Fri, 15 April 2016
New post from The eCommerceFuel Blog:
Today's episode comes to you from the road. As eCommerce entrepreneurs, flexibility is one of the biggest perks of the job. But how easy is it to pack up the family into an RV and head south while trying to stay on top of your business? Hop into the passenger seat as we dive into what it takes to hit the road, spend time with family and turn an RV into a mobile office. Today, I share my personal experience on the road, away from Montana, while trying to get meaningful work done, as well as the biggest lessons I’ve learned from this incredible experience. Subscribe: iTunes | Stitcher (With your host Andrew Youderian of eCommerceFuel.com) Andrew: When I sat down in January to plan out my year, one of the first things to make the list was not to be in Montana on March 15th. It's a great state but the springs can be a little cold and miserable, and so our family decided to get out of town and spend a month in Morro Bay, California. Today on the eCommerceFuel podcast, I want to take you along on that road trip for a number of reasons. I want to take you down to our eCommerceFuel meet-up that we had in southern California, take you inside the recently Shopify Unite conference that I went to and give you some of the takeaways from there and some of the please I met, but ultimately I want to answer the question: can you get real meaningful work done on your business from the road, even if you have a family in tow? Let's find out. Hitting the Road in the VW Van Andrew: We decided to drive down and the vehicle for the trip is my 1990 VW van. You may have heard me mention it before. It's a little house on wheels I bought probably for like a quarter-life crisis when we had our second daughter and I was convinced that we'd never leave home again. But a vehicle I've always loved. It's a little van that seats four people. It sleeps four people with a couple of beds. It's got a fridge, stove, sink, a couple tables, a heater to stay warm at night, and a sliding door that sounds like a guillotine from the French Revolution. The drive from Bozeman to Morro Bay was almost 1,300 miles, which is really equivalent to 10,000 miles if you're traveling with kids, as anyone with kids will know. You've got bathroom breaks and other miscellaneous stop required every 20 miles. And in a van, you try to stick to the side roads because the interstate just isn't that fun. The van's already noisy. You usually max out at about 65 miles per hour or 50 miles per hour if you're going up hills. So on the interstate when people are screaming by you, it's not that fun. So we slated five days to travel down. We stayed with friends the first night and camped in Utah, Nevada, and California the next three nights. And I think my first lesson takeaway from being on the road is that you've got to have a core team in place for the times that you aren't going to be able to work operationally. I can't imagine trying to get away. We were camping, which is a little bit tougher, no cell service, but even just in transit, driving and airports, it's really hard to meaningfully run the operations of your business.

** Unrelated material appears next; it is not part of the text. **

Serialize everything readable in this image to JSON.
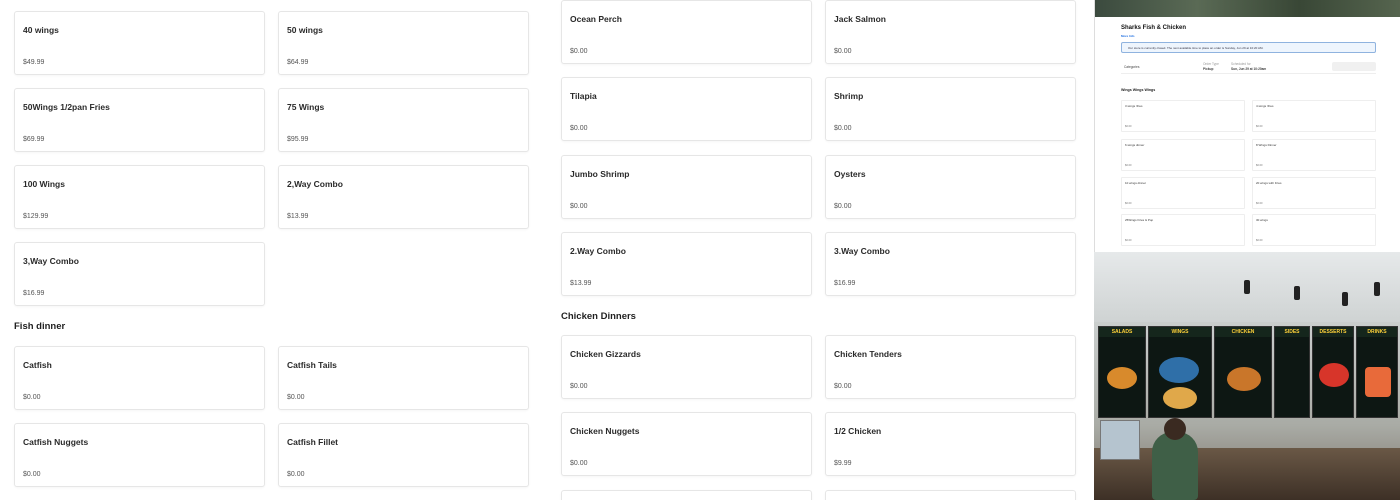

So lesson number one, if you want to do this kind of thing, you've got to have a core team in place, which I've been blessed to be able to have some great people come on board that I can trust. Getting close to California, we of course had to go through Nevada which beautiful but incredibly lonely place. We went hundreds of miles sometimes without seeing really any other meaningful signs of civilization. Fortunately, we had DJ Claire to get us through some of those lonely stretches of road. Claire: [club music] Andrew: What do you think about the desert out here? Claire: I love the desert. Andrew: Should we camp out here like gypsies forever? Or should we go to the beach? Claire: Go see the beach. Andrew: All right.